Would the Supreme Court nullify Knesset legislation as readily today as it did six months ago? It should be clear to all that it will not.
That judicial reform is already here is supported by history, as well as by a basic understanding of human nature.
In February 1937, United States president Franklin D. Roosevelt (FDR), reelected the previous November by a massive majority, sought to pack the Supreme Court and the entire federal judiciary by passing reform legislation. In the US, judges serve for life. FDR proposed a law whereby a new federal judge would be appointed to any court where a sitting judge reached the age of 70 and chose not to retire.
Surprisingly, the number of US Supreme Court judges is not fixed by the Constitution and had previously been changed a number of times. The new legislation would effectively have increased the US Supreme Court from nine Justices to as many as 15.
FDR’S REFORM was motivated by the fact that in his first term, the Supreme Court had struck down one radical law after another as unconstitutional. The US, as opposed to Israel, has a written constitution ratified by large majorities in special, popularly elected institutions, rather than one, pronounced on high from thin air by appointed judges.
As one who studied and litigated US constitutional law, the decisions holding the FDR laws unconstitutional seem to me sound judicial application of precedent. But the majority of the Supreme judges had been appointed by previous conservative presidents and ratified by previous conservative Senates and the anti-New Deal majority was correctly viewed as conservative; while the reforms they nullified were liberal (actually, quite radical).
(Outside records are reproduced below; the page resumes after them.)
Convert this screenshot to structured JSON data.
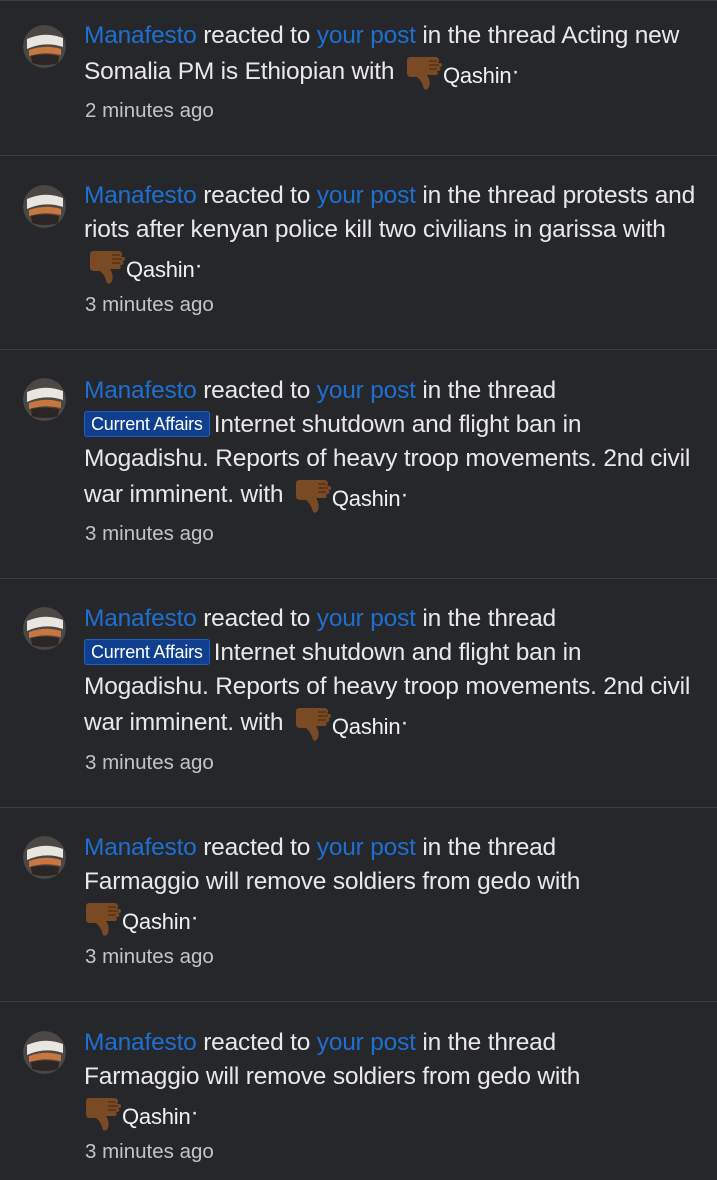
{
  "alerts": [
    {
      "username": "Manafesto",
      "action": " reacted to ",
      "post_link": "your post",
      "thread_prefix_text": " in the thread ",
      "thread_label": "",
      "thread_title": "Acting new Somalia PM is Ethiopian with",
      "reaction_icon": "thumbs-down-icon",
      "reaction_name": "Qashin",
      "reaction_suffix": "·",
      "time": "2 minutes ago"
    },
    {
      "username": "Manafesto",
      "action": " reacted to ",
      "post_link": "your post",
      "thread_prefix_text": " in the thread ",
      "thread_label": "",
      "thread_title": "protests and riots after kenyan police kill two civilians in garissa with",
      "reaction_icon": "thumbs-down-icon",
      "reaction_name": "Qashin",
      "reaction_suffix": "·",
      "time": "3 minutes ago"
    },
    {
      "username": "Manafesto",
      "action": " reacted to ",
      "post_link": "your post",
      "thread_prefix_text": " in the thread ",
      "thread_label": "Current Affairs",
      "thread_title": "Internet shutdown and flight ban in Mogadishu. Reports of heavy troop movements. 2nd civil war imminent. with",
      "reaction_icon": "thumbs-down-icon",
      "reaction_name": "Qashin",
      "reaction_suffix": "·",
      "time": "3 minutes ago"
    },
    {
      "username": "Manafesto",
      "action": " reacted to ",
      "post_link": "your post",
      "thread_prefix_text": " in the thread ",
      "thread_label": "Current Affairs",
      "thread_title": "Internet shutdown and flight ban in Mogadishu. Reports of heavy troop movements. 2nd civil war imminent. with",
      "reaction_icon": "thumbs-down-icon",
      "reaction_name": "Qashin",
      "reaction_suffix": "·",
      "time": "3 minutes ago"
    },
    {
      "username": "Manafesto",
      "action": " reacted to ",
      "post_link": "your post",
      "thread_prefix_text": " in the thread ",
      "thread_label": "",
      "thread_title": "Farmaggio will remove soldiers from gedo with",
      "reaction_icon": "thumbs-down-icon",
      "reaction_name": "Qashin",
      "reaction_suffix": "·",
      "time": "3 minutes ago"
    },
    {
      "username": "Manafesto",
      "action": " reacted to ",
      "post_link": "your post",
      "thread_prefix_text": " in the thread ",
      "thread_label": "",
      "thread_title": "Farmaggio will remove soldiers from gedo with",
      "reaction_icon": "thumbs-down-icon",
      "reaction_name": "Qashin",
      "reaction_suffix": "·",
      "time": "3 minutes ago"
    }
  ],
  "colors": {
    "background": "#25272b",
    "link": "#1f6fd0",
    "badge": "#0f3f8e",
    "divider": "#3a3d42",
    "reaction": "#7a4a25"
  }
}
FDR’s court-packing scheme ultimately failed passage due to a confluence of reasons, including Congressional delay and the untimely death of its leading advocate. So there was no court-packing judicial revolution. But there was judicial reform.
One of the same conservative judges who had nullified the FDR laws before, now started approving them. Reading the old decisions in juxtaposition to the new ones is more a lesson on human nature than on jurisprudence. Judges are human beings living in the same society as the rest of us. Justice Owen Roberts, the redeemed conservative, apparently understood that the Court’s decisions had been widely unpopular and while one cannot know for sure if his new approach was deliberate or subconscious, the change was widely called, “the change in time which saved the nine.”
While today it is the people most widely demonstrating who feel they are losing power, no one can doubt that judicial reform – and there are many proposals yet to come – is supported by at least half of the voting public. These people also sense a feeling of powerlessness because the government they elect is effectively stymied by a self-perpetuating elite of judges, legal advisers, prosecutors and bureaucrats who cannot be voted out of office.
Personally, I support legislation to undo the untenable, juridical regime wrought largely by the Supreme Court’s willful nullification of every universal principle of judicial restraint. I very much hope that the correcting legislation will be enacted through broad consensus.
But whether or not we end up getting a judicial revolution and, if so, how; Judicial reform is already here.
The writer is a US attorney admitted to practice before the US Supreme Court and is the founding president of the Institute for Zionist Strategies.